WORK ORDER:
Collect all lines below with the string "that".

BEGIN DATA EXTRACT

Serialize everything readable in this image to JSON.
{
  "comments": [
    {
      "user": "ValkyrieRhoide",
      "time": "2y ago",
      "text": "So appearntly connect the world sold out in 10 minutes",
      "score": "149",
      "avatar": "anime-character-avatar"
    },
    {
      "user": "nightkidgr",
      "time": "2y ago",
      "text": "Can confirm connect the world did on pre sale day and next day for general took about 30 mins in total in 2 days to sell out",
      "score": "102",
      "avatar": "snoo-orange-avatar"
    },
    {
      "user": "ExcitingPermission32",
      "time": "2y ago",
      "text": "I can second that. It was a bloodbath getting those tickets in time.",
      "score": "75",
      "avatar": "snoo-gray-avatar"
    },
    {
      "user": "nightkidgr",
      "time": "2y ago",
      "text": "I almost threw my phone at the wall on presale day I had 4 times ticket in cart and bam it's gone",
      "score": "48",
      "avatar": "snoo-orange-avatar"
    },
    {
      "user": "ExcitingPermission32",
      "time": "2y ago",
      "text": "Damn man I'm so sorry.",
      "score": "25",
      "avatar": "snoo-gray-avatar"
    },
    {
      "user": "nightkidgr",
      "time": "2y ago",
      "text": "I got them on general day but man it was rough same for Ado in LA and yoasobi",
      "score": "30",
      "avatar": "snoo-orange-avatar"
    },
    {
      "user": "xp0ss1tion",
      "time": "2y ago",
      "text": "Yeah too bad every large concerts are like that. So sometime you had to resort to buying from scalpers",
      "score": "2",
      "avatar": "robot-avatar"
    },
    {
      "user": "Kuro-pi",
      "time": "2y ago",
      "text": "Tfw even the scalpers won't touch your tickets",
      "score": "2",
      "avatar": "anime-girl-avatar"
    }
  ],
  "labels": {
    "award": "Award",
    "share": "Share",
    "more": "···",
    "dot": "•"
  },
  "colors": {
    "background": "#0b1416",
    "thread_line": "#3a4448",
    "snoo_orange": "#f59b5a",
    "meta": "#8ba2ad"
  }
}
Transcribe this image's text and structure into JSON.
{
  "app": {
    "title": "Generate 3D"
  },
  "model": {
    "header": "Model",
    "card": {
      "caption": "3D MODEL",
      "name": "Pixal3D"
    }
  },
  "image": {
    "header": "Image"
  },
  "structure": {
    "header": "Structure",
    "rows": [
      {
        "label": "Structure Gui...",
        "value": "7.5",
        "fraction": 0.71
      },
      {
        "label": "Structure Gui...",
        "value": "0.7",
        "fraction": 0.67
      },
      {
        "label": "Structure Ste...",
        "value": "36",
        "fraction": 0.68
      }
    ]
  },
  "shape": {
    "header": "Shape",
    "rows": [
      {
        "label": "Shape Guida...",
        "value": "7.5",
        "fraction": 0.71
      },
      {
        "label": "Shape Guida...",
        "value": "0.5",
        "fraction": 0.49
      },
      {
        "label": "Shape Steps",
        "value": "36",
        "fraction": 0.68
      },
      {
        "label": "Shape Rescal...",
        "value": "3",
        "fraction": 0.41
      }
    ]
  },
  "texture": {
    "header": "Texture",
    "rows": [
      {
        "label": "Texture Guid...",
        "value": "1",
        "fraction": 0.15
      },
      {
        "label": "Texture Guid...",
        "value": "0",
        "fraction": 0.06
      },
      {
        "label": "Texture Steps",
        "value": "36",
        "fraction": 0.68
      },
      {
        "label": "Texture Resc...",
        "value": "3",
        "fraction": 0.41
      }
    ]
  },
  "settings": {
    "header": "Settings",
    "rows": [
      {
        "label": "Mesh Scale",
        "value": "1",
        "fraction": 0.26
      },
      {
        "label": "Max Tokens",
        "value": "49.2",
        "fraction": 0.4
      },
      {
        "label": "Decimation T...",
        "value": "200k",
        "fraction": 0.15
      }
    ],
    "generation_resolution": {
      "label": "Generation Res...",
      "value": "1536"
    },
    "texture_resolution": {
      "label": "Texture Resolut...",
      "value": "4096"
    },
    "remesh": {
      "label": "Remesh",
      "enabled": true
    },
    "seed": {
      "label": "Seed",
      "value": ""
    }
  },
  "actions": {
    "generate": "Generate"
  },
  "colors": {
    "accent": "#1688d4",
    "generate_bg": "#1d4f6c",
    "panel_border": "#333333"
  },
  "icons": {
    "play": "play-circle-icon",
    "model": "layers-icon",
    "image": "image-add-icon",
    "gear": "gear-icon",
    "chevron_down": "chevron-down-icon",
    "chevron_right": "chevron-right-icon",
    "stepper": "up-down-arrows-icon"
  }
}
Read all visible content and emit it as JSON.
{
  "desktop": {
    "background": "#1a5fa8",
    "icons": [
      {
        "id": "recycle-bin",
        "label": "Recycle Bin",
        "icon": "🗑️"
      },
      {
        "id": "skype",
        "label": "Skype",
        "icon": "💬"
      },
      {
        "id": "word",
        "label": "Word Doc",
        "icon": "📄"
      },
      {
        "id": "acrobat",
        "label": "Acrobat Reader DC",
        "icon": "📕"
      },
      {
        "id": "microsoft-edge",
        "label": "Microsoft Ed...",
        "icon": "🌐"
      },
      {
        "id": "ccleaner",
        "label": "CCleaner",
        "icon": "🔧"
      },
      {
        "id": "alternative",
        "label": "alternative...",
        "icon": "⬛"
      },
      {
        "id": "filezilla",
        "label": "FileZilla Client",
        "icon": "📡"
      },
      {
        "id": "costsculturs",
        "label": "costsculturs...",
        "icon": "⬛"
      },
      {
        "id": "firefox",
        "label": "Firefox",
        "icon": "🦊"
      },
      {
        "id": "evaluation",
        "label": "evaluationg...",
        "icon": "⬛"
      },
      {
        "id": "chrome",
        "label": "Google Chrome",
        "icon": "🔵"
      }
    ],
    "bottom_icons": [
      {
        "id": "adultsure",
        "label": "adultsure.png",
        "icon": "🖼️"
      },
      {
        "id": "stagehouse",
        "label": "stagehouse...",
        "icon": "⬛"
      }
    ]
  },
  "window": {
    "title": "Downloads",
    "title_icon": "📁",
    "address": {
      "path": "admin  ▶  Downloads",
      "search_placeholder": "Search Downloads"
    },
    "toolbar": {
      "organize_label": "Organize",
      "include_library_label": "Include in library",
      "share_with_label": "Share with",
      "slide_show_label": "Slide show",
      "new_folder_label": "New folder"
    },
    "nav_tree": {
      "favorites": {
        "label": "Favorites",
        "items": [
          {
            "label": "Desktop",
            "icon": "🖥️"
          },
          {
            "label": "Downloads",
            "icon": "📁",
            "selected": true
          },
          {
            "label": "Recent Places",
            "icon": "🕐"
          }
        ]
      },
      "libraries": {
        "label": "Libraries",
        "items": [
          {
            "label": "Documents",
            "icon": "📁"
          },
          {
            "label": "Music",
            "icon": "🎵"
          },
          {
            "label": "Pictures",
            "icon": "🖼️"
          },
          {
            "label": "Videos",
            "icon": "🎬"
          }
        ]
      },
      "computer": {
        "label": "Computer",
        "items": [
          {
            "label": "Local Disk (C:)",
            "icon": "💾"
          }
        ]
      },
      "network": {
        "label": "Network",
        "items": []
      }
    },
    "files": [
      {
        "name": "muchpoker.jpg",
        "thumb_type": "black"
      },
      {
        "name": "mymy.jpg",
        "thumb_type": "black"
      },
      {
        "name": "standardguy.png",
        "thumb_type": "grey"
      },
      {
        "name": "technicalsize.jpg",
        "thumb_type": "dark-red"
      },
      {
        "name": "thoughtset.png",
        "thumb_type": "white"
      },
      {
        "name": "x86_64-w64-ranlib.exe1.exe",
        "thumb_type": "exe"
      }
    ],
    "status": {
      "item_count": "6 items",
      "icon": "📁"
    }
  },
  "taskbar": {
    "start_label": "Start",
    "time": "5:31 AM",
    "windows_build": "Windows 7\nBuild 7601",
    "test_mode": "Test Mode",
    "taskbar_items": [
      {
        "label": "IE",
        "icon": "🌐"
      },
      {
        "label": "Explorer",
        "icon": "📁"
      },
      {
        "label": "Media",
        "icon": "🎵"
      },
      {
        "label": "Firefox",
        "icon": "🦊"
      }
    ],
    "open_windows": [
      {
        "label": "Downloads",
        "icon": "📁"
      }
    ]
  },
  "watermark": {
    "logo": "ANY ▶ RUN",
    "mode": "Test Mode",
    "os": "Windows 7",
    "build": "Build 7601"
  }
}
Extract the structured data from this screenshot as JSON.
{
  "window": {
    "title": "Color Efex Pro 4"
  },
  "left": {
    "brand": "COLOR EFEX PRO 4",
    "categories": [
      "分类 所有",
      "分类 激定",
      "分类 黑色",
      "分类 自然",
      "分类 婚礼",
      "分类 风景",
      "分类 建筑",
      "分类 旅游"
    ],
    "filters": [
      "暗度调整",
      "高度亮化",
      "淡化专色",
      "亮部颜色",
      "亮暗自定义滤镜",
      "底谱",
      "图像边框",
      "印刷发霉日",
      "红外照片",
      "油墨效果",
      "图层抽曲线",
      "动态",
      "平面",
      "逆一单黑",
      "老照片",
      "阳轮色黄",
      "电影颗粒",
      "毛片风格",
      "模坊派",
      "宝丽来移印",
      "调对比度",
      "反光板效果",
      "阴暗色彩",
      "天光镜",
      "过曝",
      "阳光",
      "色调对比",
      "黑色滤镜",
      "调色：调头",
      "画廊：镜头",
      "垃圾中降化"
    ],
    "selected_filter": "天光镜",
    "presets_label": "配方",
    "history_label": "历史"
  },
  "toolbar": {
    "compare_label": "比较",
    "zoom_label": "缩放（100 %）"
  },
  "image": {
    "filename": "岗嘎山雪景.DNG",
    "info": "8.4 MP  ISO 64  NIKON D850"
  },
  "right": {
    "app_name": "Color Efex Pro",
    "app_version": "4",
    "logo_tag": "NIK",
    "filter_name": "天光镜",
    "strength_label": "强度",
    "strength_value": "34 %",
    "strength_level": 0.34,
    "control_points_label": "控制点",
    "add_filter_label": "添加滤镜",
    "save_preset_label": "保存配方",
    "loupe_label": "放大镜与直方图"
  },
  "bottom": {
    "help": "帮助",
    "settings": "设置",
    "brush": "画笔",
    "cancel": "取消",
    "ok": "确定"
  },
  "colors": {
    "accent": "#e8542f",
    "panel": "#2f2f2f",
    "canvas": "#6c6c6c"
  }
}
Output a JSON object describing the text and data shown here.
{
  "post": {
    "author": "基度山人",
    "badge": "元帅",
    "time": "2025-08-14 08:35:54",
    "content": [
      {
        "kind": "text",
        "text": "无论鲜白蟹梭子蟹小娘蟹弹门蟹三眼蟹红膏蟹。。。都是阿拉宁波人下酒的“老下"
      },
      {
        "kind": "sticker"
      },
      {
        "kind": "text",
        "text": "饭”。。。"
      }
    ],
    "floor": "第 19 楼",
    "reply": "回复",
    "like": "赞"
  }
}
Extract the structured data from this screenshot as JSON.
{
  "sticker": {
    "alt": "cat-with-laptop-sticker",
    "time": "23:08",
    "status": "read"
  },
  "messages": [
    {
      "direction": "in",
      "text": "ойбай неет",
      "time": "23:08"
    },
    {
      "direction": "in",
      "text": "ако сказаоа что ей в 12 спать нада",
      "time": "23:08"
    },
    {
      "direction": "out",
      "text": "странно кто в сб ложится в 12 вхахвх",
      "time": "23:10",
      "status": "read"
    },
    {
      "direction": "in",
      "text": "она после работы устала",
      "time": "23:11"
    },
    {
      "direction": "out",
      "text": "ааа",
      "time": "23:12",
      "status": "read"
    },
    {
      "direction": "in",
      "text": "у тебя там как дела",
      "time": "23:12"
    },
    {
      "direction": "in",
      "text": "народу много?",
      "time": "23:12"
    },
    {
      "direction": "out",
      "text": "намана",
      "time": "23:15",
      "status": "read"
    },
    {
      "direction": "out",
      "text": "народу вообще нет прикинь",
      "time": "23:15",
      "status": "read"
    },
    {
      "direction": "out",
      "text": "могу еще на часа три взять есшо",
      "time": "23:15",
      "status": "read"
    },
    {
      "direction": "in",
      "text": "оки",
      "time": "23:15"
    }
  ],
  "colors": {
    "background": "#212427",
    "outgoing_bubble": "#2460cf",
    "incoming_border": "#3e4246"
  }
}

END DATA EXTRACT

ANSWER SPACE:
      "text": "I can second that. It was a bloodbath getting those tickets in time.",
      "text": "Yeah too bad every large concerts are like that. So sometime you had to resort to buying from scalpers",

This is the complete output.